This is probably not a problem that comes up too often, But the good news: I have a solution!
What can you do when your negatives are so dark, your scanner can’t “see” any image? This happened to me the other day – I had developed a roll of “found film” and could see there were images on it when I held it up to a bright light. But when I tried to scan it – nothing. No amount of changing scanner settings would make the images I could clearly see on the film visible to the scanner. So I decided to make an improvised light box, using what I had lying around.
This ended up being the empty box for a case of coke (cans), a couple of soft plastic CD covers, a roll of duct tape, some electrician’s tape, and an LED video recording light. First, I used duct tape to make the closed end of the box light-tight. Then – the negatives being 127 format – I measured a square in the center of one end of the box exactly the size of one exposure and cut it out as cleanly as possible. Next, I used electrician’s tape along the edges of that square to make the edges absolutely straight, letting the tape hang just slightly over the opening – because the edge of the film is normally unused. About 1 mm all around will do. This also makes sure no light will leak past the edges of the film later on.
Then I cut a couple of squares out of some plastic (soft) CD covers. Any type of cloudy plastic will do. The point was to diffuse the light that will be coming from the LED through the film so that it’s distributed evenly. I used two pieces because the plastic was nearly transparent, and two were needed to do the trick. Then I duct taped the tops and bottoms of both pieces in such a way that the film would barely fit through sideways. You can see the mess I made in the photo below, where the 127 film can be seen being moved into position for the first frame.
Next, I simply put the box on a coffee table and positioned the video light at one end so that it illuminated the negative (as close as possible without the individual LED lights showing through the film), and at the other end I positioned a camera on a tripod. So this is basically what the camera would “see” from the open end:
Then it’s just a matter of moving the film into each position, zooming in, and snapping a photo. You can crop it later – the main thing is to get close an in focus. So what did the film look like?
I realized that next, I had to convert to black and white (after cropping and straightening). This film was designed for the (now outdated) C-22 process, which is probably why it turned out this way. So then I had a black and white scan, but for some reason still couldn’t make sense of it:
Finally I realized I was looking at a negative. How to convert to a positive image? Fortunately, Photoshop (Elements – and regular Photoshop and Gimp too, I assume) also has a trick for that. Select filter–>adjustments–>invert, and voila, your “positive” image. Fiddling around with contrast and lighting controls will help bring out the image a bit more.
So that’s how you can make and use a simple lightbox using things you probably have lying around somewhere. This could be especially handy if you want to scan slides, or slide film for example, and don’t have a scanner or slide projector. You’ll just have to cut the hole a smaller size.

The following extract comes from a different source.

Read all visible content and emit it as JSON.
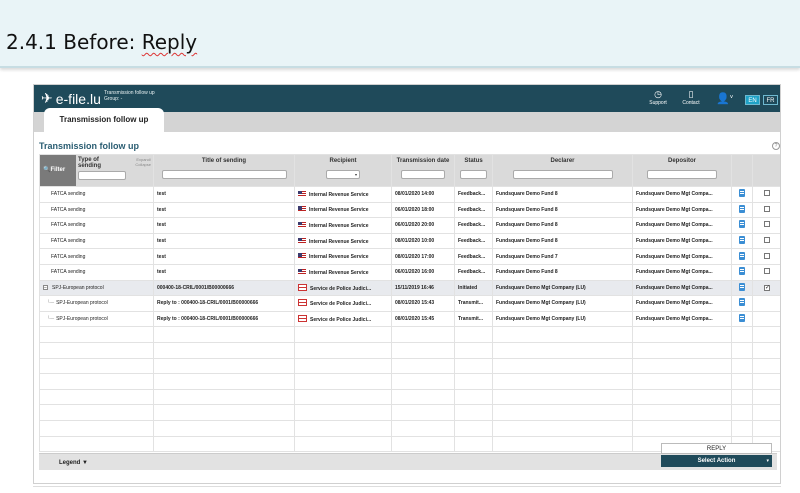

Unfortunately, when all was said and done, I still wasn’t sure what I was looking at in these photos! What I did get a kick of was that most photos came in twos. Remember back in the days of film cameras, when people always took two pictures of everything, “just in case”? But it turns out that apart from the photo above and one other, the roll was mainly photos of rocks and landscapes. It looks like someone went on a trip somewhere scenic, but I’m not sure where. Do you?